A large part of the Vatopaidi archive is taken up with some 1,100 archival codices and financial ledgers (210 codices and 880 ledgers).

The 210 codices, monuments of accounting accuracy and precision, contain copies of correspondence from, but much more to, the Monastery’s commissioners (1877-1943), of the general outgoing correspondence (1854-1990), of the correspondence of its representatives with the Holy Community (1891-1912), and of the encyclicals of the Holy Community (1885-1948). Included in the computation of these are the extremely bulky codices of the minutes of meetings of the Monastery’s seniors (1888-1942), the registers of monks of the Monastery and its dependencies (1894-1958), and visitors’ books (1929-1973).

One of the most important sections of the archive is made up of the financial ledgers, which amount to the impressive figure of some 680 codices and more than 200 unbound codices of a few pages each, in almost unbroken chronological sequence for approximately 300 years (late 17th century to the present). Systematic research into this priceless source for economic history will not only make known to us the range of the economic activities of a flourishing monastery, but will throw light on other aspects of the economic life of the broader region of northern Greece.

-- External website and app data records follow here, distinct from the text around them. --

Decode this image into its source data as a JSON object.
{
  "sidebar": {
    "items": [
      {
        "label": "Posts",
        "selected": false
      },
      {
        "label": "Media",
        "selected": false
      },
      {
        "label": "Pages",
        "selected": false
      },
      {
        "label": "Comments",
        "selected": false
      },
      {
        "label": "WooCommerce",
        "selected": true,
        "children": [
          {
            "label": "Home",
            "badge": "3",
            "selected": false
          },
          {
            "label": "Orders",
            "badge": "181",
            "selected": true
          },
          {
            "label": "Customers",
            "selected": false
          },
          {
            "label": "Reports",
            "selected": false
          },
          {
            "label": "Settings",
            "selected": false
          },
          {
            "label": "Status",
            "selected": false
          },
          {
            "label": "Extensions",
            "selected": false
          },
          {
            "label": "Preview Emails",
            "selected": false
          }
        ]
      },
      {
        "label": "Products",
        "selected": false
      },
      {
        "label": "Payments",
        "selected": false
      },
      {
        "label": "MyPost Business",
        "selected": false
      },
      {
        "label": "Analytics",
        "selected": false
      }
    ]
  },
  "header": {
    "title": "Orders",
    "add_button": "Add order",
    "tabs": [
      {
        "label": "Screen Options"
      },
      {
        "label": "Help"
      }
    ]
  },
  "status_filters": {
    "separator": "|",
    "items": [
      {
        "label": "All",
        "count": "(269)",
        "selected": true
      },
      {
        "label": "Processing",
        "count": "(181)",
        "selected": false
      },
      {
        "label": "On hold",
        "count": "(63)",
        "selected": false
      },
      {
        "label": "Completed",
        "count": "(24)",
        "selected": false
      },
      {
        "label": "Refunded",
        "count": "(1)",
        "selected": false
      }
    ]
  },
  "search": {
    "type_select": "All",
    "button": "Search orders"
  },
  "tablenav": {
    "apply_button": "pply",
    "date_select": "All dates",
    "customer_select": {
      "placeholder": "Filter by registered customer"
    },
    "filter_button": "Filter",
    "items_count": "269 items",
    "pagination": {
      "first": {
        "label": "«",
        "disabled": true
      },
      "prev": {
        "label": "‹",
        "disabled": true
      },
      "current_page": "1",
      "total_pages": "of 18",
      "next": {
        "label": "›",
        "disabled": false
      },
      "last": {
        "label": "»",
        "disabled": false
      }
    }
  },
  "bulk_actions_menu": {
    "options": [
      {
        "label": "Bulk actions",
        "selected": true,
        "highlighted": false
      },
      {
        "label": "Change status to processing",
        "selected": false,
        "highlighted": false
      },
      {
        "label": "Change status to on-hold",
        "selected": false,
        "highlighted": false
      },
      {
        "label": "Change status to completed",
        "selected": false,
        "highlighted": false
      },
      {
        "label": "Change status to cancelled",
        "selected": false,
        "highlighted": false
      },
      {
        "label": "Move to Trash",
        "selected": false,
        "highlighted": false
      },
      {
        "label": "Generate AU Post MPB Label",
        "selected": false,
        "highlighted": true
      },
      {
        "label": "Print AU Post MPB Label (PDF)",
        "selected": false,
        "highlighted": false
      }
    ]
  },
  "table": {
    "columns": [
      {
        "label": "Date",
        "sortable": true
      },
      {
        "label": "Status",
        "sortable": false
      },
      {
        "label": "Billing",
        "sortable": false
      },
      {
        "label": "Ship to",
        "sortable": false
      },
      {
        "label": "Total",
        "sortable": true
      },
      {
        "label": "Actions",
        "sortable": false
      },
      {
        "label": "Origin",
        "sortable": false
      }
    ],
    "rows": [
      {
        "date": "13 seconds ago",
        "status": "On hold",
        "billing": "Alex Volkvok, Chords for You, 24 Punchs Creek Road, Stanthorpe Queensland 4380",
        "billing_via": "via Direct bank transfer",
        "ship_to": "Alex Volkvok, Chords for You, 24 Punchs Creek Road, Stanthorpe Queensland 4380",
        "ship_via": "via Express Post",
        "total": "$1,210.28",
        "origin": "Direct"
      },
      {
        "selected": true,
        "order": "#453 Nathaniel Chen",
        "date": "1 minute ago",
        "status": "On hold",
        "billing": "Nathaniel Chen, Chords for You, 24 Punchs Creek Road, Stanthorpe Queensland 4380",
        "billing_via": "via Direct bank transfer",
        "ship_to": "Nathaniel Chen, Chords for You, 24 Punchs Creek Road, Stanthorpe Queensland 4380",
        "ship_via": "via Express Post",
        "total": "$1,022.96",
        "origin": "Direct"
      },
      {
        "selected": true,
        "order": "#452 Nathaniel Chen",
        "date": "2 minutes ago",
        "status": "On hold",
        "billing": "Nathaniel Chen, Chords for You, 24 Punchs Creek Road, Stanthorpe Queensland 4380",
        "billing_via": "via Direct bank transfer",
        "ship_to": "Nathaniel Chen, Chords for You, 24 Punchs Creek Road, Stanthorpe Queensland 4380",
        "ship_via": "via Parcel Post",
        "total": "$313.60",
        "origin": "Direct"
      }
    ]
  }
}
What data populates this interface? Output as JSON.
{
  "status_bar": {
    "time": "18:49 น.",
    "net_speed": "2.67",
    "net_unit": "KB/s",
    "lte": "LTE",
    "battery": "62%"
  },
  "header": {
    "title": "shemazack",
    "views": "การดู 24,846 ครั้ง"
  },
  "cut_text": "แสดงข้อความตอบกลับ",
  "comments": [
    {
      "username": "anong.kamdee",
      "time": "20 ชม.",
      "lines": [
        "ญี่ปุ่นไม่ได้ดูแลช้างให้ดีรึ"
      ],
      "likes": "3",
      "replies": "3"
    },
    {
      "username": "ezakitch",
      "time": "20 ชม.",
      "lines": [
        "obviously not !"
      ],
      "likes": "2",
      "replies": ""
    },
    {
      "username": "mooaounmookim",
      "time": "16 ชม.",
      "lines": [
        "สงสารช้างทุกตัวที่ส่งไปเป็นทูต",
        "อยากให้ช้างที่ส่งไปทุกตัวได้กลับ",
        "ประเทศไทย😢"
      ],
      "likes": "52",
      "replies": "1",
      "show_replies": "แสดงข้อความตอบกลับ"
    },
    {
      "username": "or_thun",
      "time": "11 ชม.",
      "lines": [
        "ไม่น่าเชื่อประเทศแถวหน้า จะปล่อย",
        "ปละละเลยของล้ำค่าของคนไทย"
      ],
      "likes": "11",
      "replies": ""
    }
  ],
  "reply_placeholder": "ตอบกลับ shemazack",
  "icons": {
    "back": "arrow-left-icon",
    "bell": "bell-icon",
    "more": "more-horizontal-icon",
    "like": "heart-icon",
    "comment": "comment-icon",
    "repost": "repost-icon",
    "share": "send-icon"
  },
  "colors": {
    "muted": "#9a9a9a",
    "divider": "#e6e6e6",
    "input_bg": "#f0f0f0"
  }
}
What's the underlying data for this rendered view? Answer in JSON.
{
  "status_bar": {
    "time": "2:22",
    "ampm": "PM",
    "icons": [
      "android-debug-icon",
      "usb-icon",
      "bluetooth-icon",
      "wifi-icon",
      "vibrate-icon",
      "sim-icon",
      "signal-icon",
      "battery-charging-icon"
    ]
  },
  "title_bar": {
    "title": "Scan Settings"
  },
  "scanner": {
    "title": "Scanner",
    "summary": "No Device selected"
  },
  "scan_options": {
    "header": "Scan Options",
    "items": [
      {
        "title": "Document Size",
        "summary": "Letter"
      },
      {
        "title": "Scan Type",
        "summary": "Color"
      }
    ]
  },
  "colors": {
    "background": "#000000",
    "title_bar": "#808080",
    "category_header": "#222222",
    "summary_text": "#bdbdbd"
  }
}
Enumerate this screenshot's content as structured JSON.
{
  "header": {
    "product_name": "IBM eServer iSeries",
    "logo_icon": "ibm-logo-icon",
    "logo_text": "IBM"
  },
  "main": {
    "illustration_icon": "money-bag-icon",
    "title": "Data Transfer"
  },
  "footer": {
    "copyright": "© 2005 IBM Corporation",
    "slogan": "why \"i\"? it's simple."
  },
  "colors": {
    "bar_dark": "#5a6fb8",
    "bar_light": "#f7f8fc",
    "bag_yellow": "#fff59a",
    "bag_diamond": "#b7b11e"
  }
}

More specifically, this section of the archive contains: 220 (approximately) ledgers of general and particular dealings and of those involving the metochia (late 17th century-1799), 76 general balance sheets (1800-1940), 64 ledgers of dealings in capital (1842-1967), 15 ledgers of capital receipts (1864-1893), 15 of capital out¬goings (1879-1937), 62 journals of receipts and outgoings (1885-1983), 21 journals of receipts (1860-1891), 30 journals of outgoings (1864-1941), 37 financial ledgers of the metochia (1874-1943), and 22 pay-roll ledgers for employees (1819-1955). Also included is a host of ledgers with more particular content, such as ledgers dealing with securities, bonds, loans and interest coupons, with trading in timber, warehouses, shops in Karyes, etc., all dating from the 19th and 20th centuries.

The unbroken historical continuity and the volume of the Vatopaidi archival material make it one of the most important archives of the Greek East, a pool from which answers can be drawn to the questions of the history not only of ecclesiastical and monastic institutions, but also to those of social, economic and local history. The preservation of such a large number of evidential documents can be appreciated even further if it is borne in mind that its content deals mainly with a geographical region in which the vicissitudes of history have swept away the testimonies of the archives of both secular and ecclesiastical authorities.